Information given Start Marker
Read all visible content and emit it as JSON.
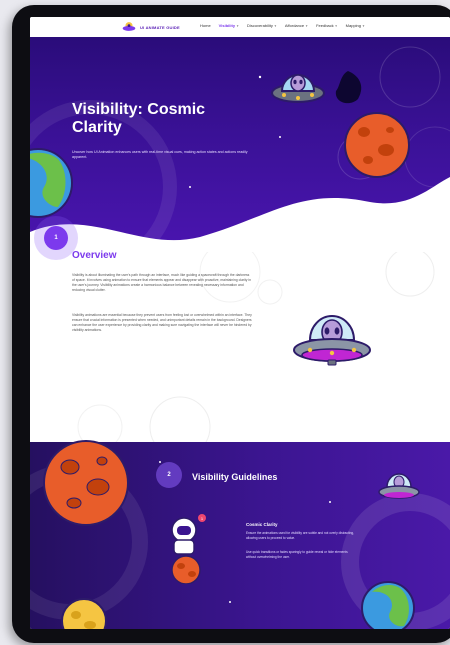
{
  "header": {
    "logo_text": "UI ANIMATE GUIDE",
    "nav": [
      {
        "label": "Home",
        "active": false
      },
      {
        "label": "Visibility",
        "active": true
      },
      {
        "label": "Discoverability",
        "active": false
      },
      {
        "label": "Affordance",
        "active": false
      },
      {
        "label": "Feedback",
        "active": false
      },
      {
        "label": "Mapping",
        "active": false
      }
    ]
  },
  "hero": {
    "title_line1": "Visibility: Cosmic",
    "title_line2": "Clarity",
    "subtitle": "Uncover how UI Animation enhances users with real-time visual cues, making action states and actions readily apparent."
  },
  "overview": {
    "step_number": "1",
    "title": "Overview",
    "paragraph1": "Visibility is about illuminating the user's path through an interface, much like guiding a spacecraft through the darkness of space. It involves using animation to ensure that elements appear and disappear with proactive, maintaining clarity in the user's journey. Visibility animations create a harmonious balance between revealing necessary information and reducing visual clutter.",
    "paragraph2": "Visibility animations are essential because they prevent users from feeling lost or overwhelmed within an interface. They ensure that crucial information is presented when needed, and unimportant details remain in the background. Designers can enhance the user experience by providing clarity and making sure navigating the interface will never be hindered by visibility animations."
  },
  "guidelines": {
    "step_number": "2",
    "title": "Visibility Guidelines",
    "badge": "1",
    "card_title": "Cosmic Clarity",
    "card_text1": "Ensure the animations used for visibility are subtle and not overly distracting, allowing users to proceed to value.",
    "card_text2": "Use quick transitions or fades sparingly to guide reveal or hide elements without overwhelming the user."
  },
  "colors": {
    "accent": "#7c3aed",
    "hero_bg": "#3a1196",
    "planet_orange": "#e85d2a",
    "planet_earth": "#3b9ae0"
  },
  "icons": [
    "ufo-alien-icon",
    "planet-orange-icon",
    "planet-earth-icon",
    "astronaut-icon",
    "chevron-down-icon"
  ]
}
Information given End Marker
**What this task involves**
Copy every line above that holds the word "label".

**Written response**
        "label": "Home",
        "label": "Visibility",
        "label": "Discoverability",
        "label": "Affordance",
        "label": "Feedback",
        "label": "Mapping",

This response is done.